Exploring vegetables that start with the letter Q opens up a world of culinary possibilities. From the exotic quince to the superfood quinoa and the unique quandong, these lesser-known options can elevate your dishes to new heights. Don’t forget to try quail eggs for a touch of elegance and nutrition in your meals. Embrace the diversity of the vegetable kingdom, and let your culinary creativity flourish with these q vegetables.

FAQs (Frequently Asked Questions)

Are quail eggs the same as chicken eggs?

Quail eggs are smaller than chicken eggs and have a richer flavor. They are also considered a delicacy in many cuisines.

Can I eat quince raw?

While quince is typically cooked or processed into jams and jellies due to its astringent taste, it can be eaten raw when fully ripe, although it’s still quite tart.

Is quinoa gluten-free?

Yes, quinoa is naturally gluten-free, making it an excellent choice for those with gluten sensitivities.

Where can I find quandongs outside of Australia?

While quandongs are native to Australia, you might find them in specialty food stores or online retailers that offer exotic fruits.

What are the health benefits of quinoa?

Quinoa is packed with protein, fiber, and essential nutrients, making it beneficial for digestion, weight management, and overall health.

How do I prepare quail eggs?

Quail eggs can be boiled, fried, or used in various recipes. To boil, cook them for about 3-4 minutes for a soft, runny yolk or 5-6 minutes for a hard-boiled yolk.

Author Box

Yaseen Zaman

Yaseen Zaman

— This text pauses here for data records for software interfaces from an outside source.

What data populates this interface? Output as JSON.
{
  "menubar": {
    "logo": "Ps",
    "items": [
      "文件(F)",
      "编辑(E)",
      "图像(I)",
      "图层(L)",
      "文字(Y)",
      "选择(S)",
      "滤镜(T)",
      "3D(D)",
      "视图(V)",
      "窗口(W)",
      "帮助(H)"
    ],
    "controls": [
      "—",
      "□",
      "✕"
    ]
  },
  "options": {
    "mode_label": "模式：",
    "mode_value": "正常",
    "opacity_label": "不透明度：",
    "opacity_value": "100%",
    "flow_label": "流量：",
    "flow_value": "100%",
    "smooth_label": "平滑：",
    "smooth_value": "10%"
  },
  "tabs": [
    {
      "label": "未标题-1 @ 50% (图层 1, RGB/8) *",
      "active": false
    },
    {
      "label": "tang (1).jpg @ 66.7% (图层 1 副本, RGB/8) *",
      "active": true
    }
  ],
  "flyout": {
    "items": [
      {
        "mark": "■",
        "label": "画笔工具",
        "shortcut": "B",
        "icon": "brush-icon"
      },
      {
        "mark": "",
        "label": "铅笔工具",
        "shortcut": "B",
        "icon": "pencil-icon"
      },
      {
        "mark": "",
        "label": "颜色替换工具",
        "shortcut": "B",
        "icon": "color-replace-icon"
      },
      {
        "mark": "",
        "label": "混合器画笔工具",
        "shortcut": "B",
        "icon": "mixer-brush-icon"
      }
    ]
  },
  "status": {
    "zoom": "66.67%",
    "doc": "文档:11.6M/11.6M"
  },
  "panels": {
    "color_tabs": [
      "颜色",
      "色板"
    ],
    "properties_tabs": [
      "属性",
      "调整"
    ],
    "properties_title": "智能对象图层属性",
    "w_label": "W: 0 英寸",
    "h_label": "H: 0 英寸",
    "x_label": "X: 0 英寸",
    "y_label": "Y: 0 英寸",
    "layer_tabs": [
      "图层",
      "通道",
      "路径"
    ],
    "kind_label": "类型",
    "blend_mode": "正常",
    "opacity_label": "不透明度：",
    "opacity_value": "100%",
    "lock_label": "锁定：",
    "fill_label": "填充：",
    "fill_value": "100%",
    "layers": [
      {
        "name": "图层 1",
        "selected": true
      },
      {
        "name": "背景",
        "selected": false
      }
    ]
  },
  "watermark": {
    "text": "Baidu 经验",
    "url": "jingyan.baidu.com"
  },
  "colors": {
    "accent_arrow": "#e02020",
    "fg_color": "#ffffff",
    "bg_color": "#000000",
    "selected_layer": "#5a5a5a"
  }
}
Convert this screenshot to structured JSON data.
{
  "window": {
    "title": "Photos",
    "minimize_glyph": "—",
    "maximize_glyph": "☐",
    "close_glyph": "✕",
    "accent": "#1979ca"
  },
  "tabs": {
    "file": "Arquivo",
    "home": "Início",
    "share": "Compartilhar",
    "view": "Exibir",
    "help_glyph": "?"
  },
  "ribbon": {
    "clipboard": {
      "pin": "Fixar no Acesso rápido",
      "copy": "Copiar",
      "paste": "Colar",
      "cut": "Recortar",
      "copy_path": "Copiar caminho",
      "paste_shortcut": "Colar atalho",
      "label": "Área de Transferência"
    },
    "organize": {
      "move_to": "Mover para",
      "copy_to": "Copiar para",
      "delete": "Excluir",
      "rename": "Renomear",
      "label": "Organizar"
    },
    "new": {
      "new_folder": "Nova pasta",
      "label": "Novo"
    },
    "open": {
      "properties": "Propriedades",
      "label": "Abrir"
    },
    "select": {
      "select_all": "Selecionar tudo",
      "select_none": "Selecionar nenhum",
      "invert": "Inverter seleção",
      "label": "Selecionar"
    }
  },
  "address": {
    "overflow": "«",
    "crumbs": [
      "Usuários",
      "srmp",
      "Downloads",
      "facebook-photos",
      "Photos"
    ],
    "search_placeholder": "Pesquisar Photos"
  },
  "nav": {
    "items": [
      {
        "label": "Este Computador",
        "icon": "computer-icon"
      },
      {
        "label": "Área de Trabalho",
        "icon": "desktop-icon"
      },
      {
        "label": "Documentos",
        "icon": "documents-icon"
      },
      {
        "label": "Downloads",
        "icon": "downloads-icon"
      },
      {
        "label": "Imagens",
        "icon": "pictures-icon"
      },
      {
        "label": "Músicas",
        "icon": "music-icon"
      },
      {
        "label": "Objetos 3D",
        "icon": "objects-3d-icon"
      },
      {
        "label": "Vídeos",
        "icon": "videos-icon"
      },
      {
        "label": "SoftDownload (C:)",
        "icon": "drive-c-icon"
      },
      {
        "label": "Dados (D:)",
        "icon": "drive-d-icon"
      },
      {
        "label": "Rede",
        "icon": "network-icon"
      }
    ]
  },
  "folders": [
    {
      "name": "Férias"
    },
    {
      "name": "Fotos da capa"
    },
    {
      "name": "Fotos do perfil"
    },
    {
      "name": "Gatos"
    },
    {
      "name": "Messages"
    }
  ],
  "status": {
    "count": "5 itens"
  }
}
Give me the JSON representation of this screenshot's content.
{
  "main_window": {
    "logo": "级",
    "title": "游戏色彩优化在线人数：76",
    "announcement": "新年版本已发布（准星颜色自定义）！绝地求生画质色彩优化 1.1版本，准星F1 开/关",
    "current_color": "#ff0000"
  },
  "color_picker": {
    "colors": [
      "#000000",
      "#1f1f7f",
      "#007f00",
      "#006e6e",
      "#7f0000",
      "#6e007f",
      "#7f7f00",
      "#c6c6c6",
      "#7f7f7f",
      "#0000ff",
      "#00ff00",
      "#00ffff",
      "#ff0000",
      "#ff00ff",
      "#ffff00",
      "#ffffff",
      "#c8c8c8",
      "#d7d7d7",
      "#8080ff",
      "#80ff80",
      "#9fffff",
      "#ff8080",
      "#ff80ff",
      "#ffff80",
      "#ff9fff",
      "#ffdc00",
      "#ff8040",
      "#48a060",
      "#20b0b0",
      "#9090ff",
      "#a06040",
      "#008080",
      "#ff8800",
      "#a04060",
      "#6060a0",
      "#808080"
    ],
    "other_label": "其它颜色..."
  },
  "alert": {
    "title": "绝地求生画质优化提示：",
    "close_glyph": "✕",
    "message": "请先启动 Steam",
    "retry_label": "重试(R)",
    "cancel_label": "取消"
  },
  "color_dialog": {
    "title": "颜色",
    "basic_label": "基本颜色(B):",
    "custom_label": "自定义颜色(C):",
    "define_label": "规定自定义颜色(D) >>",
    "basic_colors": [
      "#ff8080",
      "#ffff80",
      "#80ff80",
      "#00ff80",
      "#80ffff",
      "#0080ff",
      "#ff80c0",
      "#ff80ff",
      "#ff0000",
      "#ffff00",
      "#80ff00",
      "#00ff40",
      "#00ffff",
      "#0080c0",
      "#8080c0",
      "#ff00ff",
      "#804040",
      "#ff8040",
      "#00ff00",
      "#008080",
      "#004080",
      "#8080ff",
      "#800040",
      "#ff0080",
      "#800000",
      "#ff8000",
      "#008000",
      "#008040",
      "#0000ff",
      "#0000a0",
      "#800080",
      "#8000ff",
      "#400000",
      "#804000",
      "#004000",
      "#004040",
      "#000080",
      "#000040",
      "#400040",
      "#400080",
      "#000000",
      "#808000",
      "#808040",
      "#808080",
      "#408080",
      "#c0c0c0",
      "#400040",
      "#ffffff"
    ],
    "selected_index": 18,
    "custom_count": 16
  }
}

A dedicated enthusiast and expert in the art of Bonsai. My journey with these miniature wonders of nature began many years ago, and it has since transformed into a profound passion that I wish to share with others. Throughout my blog, you will discover the depth of my knowledge and my unique insights into the cultivation and care of Bonsai trees. From shaping techniques to watering tips, expect a treasure trove of Bonsai wisdom that I've gathered over the years. Join me as we delve into the intricate world of Bonsai, celebrating both their aesthetic beauty and the peace they bring to our lives.

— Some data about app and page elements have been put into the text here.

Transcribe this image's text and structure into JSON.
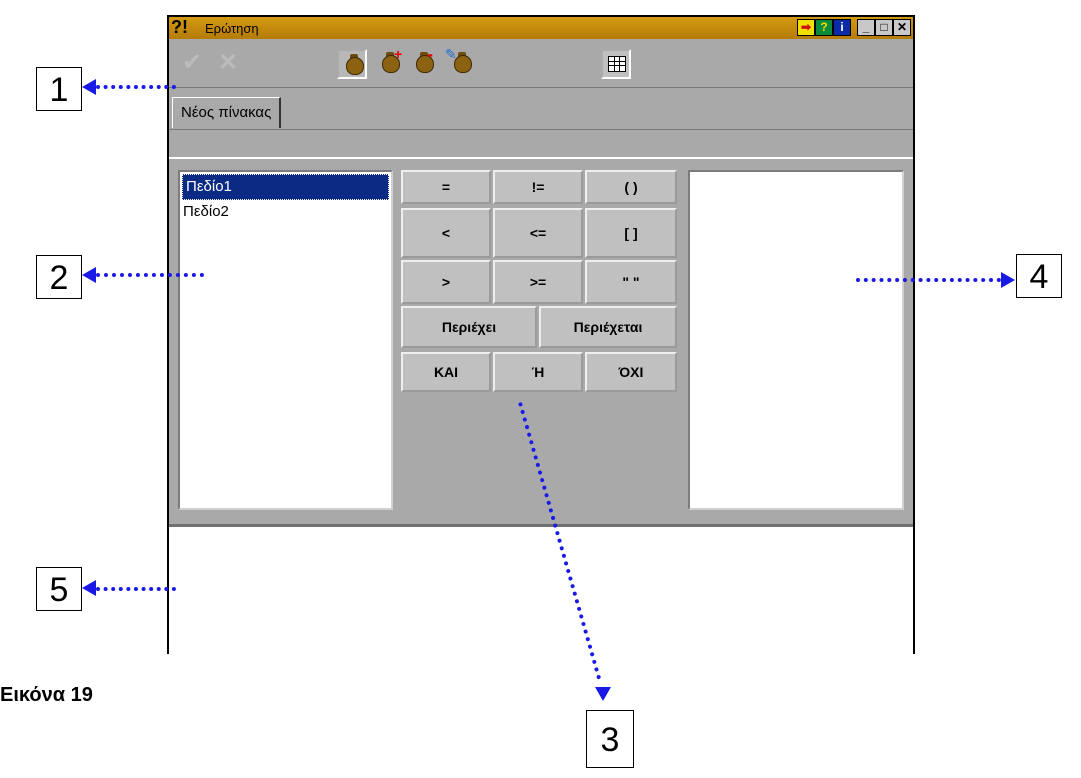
{
  "window": {
    "title_mark": "?!",
    "title": "Ερώτηση",
    "title_buttons": {
      "arrow": "➡",
      "help": "?",
      "info": "i",
      "minimize": "_",
      "maximize": "□",
      "close": "✕"
    }
  },
  "toolbar": {
    "items": [
      "check-icon",
      "cross-icon",
      "bag-icon",
      "bag-add-icon",
      "bag-remove-icon",
      "bag-edit-icon",
      "table-icon"
    ]
  },
  "tabs": [
    {
      "label": "Νέος πίνακας",
      "active": true
    }
  ],
  "fields": [
    {
      "label": "Πεδίο1",
      "selected": true
    },
    {
      "label": "Πεδίο2",
      "selected": false
    }
  ],
  "operators": {
    "eq": "=",
    "neq": "!=",
    "paren": "( )",
    "lt": "<",
    "lte": "<=",
    "brackets": "[ ]",
    "gt": ">",
    "gte": ">=",
    "quotes": "\" \"",
    "contains": "Περιέχει",
    "contained": "Περιέχεται",
    "and": "ΚΑΙ",
    "or": "Ή",
    "not": "ΌΧΙ"
  },
  "callouts": {
    "one": "1",
    "two": "2",
    "three": "3",
    "four": "4",
    "five": "5"
  },
  "caption": "Εικόνα 19",
  "colors": {
    "window_bg": "#a9a9a9",
    "titlebar": "#c08a0c",
    "selection": "#0b2a84",
    "callout_arrows": "#1a1ae6"
  }
}
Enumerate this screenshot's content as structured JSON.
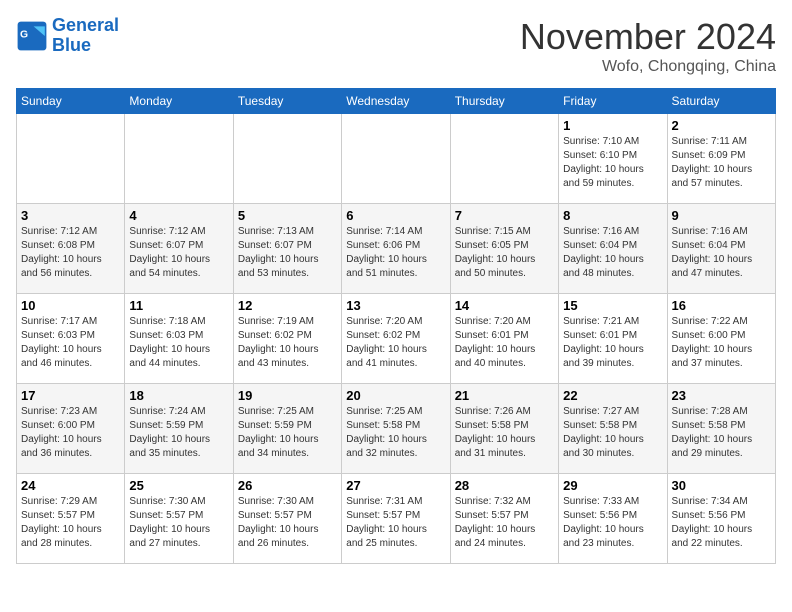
{
  "header": {
    "logo_line1": "General",
    "logo_line2": "Blue",
    "month": "November 2024",
    "location": "Wofo, Chongqing, China"
  },
  "weekdays": [
    "Sunday",
    "Monday",
    "Tuesday",
    "Wednesday",
    "Thursday",
    "Friday",
    "Saturday"
  ],
  "weeks": [
    [
      {
        "day": "",
        "info": ""
      },
      {
        "day": "",
        "info": ""
      },
      {
        "day": "",
        "info": ""
      },
      {
        "day": "",
        "info": ""
      },
      {
        "day": "",
        "info": ""
      },
      {
        "day": "1",
        "info": "Sunrise: 7:10 AM\nSunset: 6:10 PM\nDaylight: 10 hours and 59 minutes."
      },
      {
        "day": "2",
        "info": "Sunrise: 7:11 AM\nSunset: 6:09 PM\nDaylight: 10 hours and 57 minutes."
      }
    ],
    [
      {
        "day": "3",
        "info": "Sunrise: 7:12 AM\nSunset: 6:08 PM\nDaylight: 10 hours and 56 minutes."
      },
      {
        "day": "4",
        "info": "Sunrise: 7:12 AM\nSunset: 6:07 PM\nDaylight: 10 hours and 54 minutes."
      },
      {
        "day": "5",
        "info": "Sunrise: 7:13 AM\nSunset: 6:07 PM\nDaylight: 10 hours and 53 minutes."
      },
      {
        "day": "6",
        "info": "Sunrise: 7:14 AM\nSunset: 6:06 PM\nDaylight: 10 hours and 51 minutes."
      },
      {
        "day": "7",
        "info": "Sunrise: 7:15 AM\nSunset: 6:05 PM\nDaylight: 10 hours and 50 minutes."
      },
      {
        "day": "8",
        "info": "Sunrise: 7:16 AM\nSunset: 6:04 PM\nDaylight: 10 hours and 48 minutes."
      },
      {
        "day": "9",
        "info": "Sunrise: 7:16 AM\nSunset: 6:04 PM\nDaylight: 10 hours and 47 minutes."
      }
    ],
    [
      {
        "day": "10",
        "info": "Sunrise: 7:17 AM\nSunset: 6:03 PM\nDaylight: 10 hours and 46 minutes."
      },
      {
        "day": "11",
        "info": "Sunrise: 7:18 AM\nSunset: 6:03 PM\nDaylight: 10 hours and 44 minutes."
      },
      {
        "day": "12",
        "info": "Sunrise: 7:19 AM\nSunset: 6:02 PM\nDaylight: 10 hours and 43 minutes."
      },
      {
        "day": "13",
        "info": "Sunrise: 7:20 AM\nSunset: 6:02 PM\nDaylight: 10 hours and 41 minutes."
      },
      {
        "day": "14",
        "info": "Sunrise: 7:20 AM\nSunset: 6:01 PM\nDaylight: 10 hours and 40 minutes."
      },
      {
        "day": "15",
        "info": "Sunrise: 7:21 AM\nSunset: 6:01 PM\nDaylight: 10 hours and 39 minutes."
      },
      {
        "day": "16",
        "info": "Sunrise: 7:22 AM\nSunset: 6:00 PM\nDaylight: 10 hours and 37 minutes."
      }
    ],
    [
      {
        "day": "17",
        "info": "Sunrise: 7:23 AM\nSunset: 6:00 PM\nDaylight: 10 hours and 36 minutes."
      },
      {
        "day": "18",
        "info": "Sunrise: 7:24 AM\nSunset: 5:59 PM\nDaylight: 10 hours and 35 minutes."
      },
      {
        "day": "19",
        "info": "Sunrise: 7:25 AM\nSunset: 5:59 PM\nDaylight: 10 hours and 34 minutes."
      },
      {
        "day": "20",
        "info": "Sunrise: 7:25 AM\nSunset: 5:58 PM\nDaylight: 10 hours and 32 minutes."
      },
      {
        "day": "21",
        "info": "Sunrise: 7:26 AM\nSunset: 5:58 PM\nDaylight: 10 hours and 31 minutes."
      },
      {
        "day": "22",
        "info": "Sunrise: 7:27 AM\nSunset: 5:58 PM\nDaylight: 10 hours and 30 minutes."
      },
      {
        "day": "23",
        "info": "Sunrise: 7:28 AM\nSunset: 5:58 PM\nDaylight: 10 hours and 29 minutes."
      }
    ],
    [
      {
        "day": "24",
        "info": "Sunrise: 7:29 AM\nSunset: 5:57 PM\nDaylight: 10 hours and 28 minutes."
      },
      {
        "day": "25",
        "info": "Sunrise: 7:30 AM\nSunset: 5:57 PM\nDaylight: 10 hours and 27 minutes."
      },
      {
        "day": "26",
        "info": "Sunrise: 7:30 AM\nSunset: 5:57 PM\nDaylight: 10 hours and 26 minutes."
      },
      {
        "day": "27",
        "info": "Sunrise: 7:31 AM\nSunset: 5:57 PM\nDaylight: 10 hours and 25 minutes."
      },
      {
        "day": "28",
        "info": "Sunrise: 7:32 AM\nSunset: 5:57 PM\nDaylight: 10 hours and 24 minutes."
      },
      {
        "day": "29",
        "info": "Sunrise: 7:33 AM\nSunset: 5:56 PM\nDaylight: 10 hours and 23 minutes."
      },
      {
        "day": "30",
        "info": "Sunrise: 7:34 AM\nSunset: 5:56 PM\nDaylight: 10 hours and 22 minutes."
      }
    ]
  ]
}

Leave a Reply

Your email address will not be published. Required fields are marked *

Want to keep up with our blog?

Get our most valuable tips right inside your inbox, once per month!

Related Posts